Canada

Canada had three models: Base (cloth interior, no sunroof, 15 inch steel wheels with wheel covers), Premium (leather interior, sunroof, 16 inch alloy wheels) and Type S. In other places, (e.g. Hong Kong, Singapore) only the base version is available. 2005-2006 models had an optional A-Spec front/side/rear lip kit. The A-Spec package was available to the Premium/Type-S models. Wheel types varied according to model year. 2002-2004 models had either steel wheels or 16 inch 5 spoke alloy wheel. 2005-2006 had three types: 16 inch 12 spoke base, 16 inch 7 spoke premium, 17 inch 5 spoke Type-S.

Oceania

Australia had three models of the Integra. They were simply named Integra, Integra Luxury, and Integra Type-R. The base Integra was simply the JDM Type iS, while the Luxury added accessories like leather seats, sunroof, and side driver/passenger airbags. Australian Type-Rs did not have the JDM specifications, they lacked the Brembo braking system, K20A 220PS engine, and the 17 inch 5 spoke alloy wheels (Regular 16 inch 5 spokes were mounted, painted in gun metal or white). However, the Australian Type-R does still retain the JDM's helical limited slip differential. The Honda Integra Type-R was dropped in 2004, and was replaced by the Integra Type-S. The Type-S was mechanically identical to the USDM Acura RSX (though it did lack cruise control like all Integras), but badged like the JDM Type-S.

New Zealand only had two models, the Integra VTi and Type-R. Type-R was also replaced by the Type-S like Australia in 2004. NZDM Type-Rs was the same as AUDM, but did not have ABS.

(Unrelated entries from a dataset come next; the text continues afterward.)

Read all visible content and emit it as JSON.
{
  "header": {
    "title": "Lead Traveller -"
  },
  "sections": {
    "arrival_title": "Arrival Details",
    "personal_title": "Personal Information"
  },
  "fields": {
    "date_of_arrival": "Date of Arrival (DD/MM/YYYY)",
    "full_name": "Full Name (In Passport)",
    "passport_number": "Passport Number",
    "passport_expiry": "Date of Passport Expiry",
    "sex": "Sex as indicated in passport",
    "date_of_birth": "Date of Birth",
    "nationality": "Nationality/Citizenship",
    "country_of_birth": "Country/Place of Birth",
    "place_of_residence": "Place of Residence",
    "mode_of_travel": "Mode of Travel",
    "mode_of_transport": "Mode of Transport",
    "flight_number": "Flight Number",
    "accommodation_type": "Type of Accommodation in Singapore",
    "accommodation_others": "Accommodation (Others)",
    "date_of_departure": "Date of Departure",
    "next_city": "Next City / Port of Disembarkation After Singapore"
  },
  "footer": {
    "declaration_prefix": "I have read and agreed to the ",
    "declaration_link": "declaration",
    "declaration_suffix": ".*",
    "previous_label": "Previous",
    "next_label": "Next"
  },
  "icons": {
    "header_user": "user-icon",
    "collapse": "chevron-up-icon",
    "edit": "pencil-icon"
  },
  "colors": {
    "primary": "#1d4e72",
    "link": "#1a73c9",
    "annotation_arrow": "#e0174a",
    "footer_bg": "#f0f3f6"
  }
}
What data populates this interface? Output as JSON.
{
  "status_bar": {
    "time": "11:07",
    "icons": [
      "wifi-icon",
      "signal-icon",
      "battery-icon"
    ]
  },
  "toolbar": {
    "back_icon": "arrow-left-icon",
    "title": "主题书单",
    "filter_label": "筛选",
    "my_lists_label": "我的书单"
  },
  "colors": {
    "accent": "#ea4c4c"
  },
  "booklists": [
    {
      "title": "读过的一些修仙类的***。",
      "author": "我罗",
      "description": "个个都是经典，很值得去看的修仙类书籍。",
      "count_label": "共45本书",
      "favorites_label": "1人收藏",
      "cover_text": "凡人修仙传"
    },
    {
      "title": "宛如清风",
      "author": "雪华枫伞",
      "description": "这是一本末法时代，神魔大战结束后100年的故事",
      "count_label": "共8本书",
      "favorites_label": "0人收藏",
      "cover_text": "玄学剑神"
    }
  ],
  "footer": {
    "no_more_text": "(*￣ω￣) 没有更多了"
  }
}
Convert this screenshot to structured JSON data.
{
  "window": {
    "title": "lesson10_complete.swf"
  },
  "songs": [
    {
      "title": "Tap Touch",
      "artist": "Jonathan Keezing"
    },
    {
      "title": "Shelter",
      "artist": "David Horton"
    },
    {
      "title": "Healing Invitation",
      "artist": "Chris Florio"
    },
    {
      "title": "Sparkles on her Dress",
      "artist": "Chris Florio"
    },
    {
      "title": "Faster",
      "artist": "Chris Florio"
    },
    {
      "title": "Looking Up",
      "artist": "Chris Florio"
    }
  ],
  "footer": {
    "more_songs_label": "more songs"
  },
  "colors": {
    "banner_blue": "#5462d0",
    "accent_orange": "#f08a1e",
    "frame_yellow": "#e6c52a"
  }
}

2005 Acura RSX Premium edition, with A-Spec bodykit and Type-R wing spoiler. 
2005-06 Acura RSX Type-S, with stock trunk lip and Type-R wing. 
Canadian 2004 RSX Type-S Interior 

Performance[edit]

  • 0-60 mph: 6.9 sec (2002-06 BASE)
  • 0-60 mph: 6.1 sec (2002-04 TYPE -S)
  • 0-60 mph: 6.0 sec (2005-06 TYPE -S)[1]
  • Top speed : (drag limited) 145 mph (233 km/h)[1]
  • Standing 1/4-mile: 15.8 sec(2002-06 BASE)
  • Standing 1/4-mile: 15.1 sec(2002-04 TYPE -S)
  • Standing 1/4-mile: 14.9 sec(2005-06 TYPE -S) @ 95 mph[1]
  • 70 mph-0 mph braking distance : 181 ft (55 m) [1]
  • 300 feet (91 m) skidpad : 0.86 g [1]
  • EPA Fuel Economy: 24 mpg-US (9.8 L/100 km; 29 mpg-imp) city/31 mpg-US (7.6 L/100 km; 37 mpg-imp) highway[2]

Replacement[edit]

Although it had been a relatively strong seller for Honda, the RSX did not fit within the confines of Acura's re-structured market strategy, formulated after the decision to take the Acura brand worldwide (previously, the Acura nameplate has appeared only in North America, elsewhere in the world the same models are sold as Hondas). With the introduction of the similarly powerful and less expensive 2006 model-year Honda Civic Si to the marketplace, the decision was made to discontinue production of the RSX, with the final units built in summer 2006. The last one rolled off the assembly line on July 7, 2006. Because of its lower pricing and longer list of available options, Honda considered the new Civic Si to be a more viable choice for performance minded young men(or women), who were the most common buyers of RSXs. The TSX would replace the Acura RSX as Acura's entry level nameplate starting in 2007.

Racing[edit]

Acura won the Manufacturers' Championship of the SCCA World Challenge Touring Car class in 2006, running both RSXs and TSXs. RSX drivers finished in 5th and 9th in the Drivers' Championship.[3] Kensai Racing is using RSXs and TSXs in the KONI Challenge Series.[4] Badged as a Honda, the DC5 won the British Touring Car Championship with Matt Neal in 2005 and 2006, for Team Dynamics (branded as Team Halfords after the title sponsor).

See also[edit]

References[edit]

External links[edit]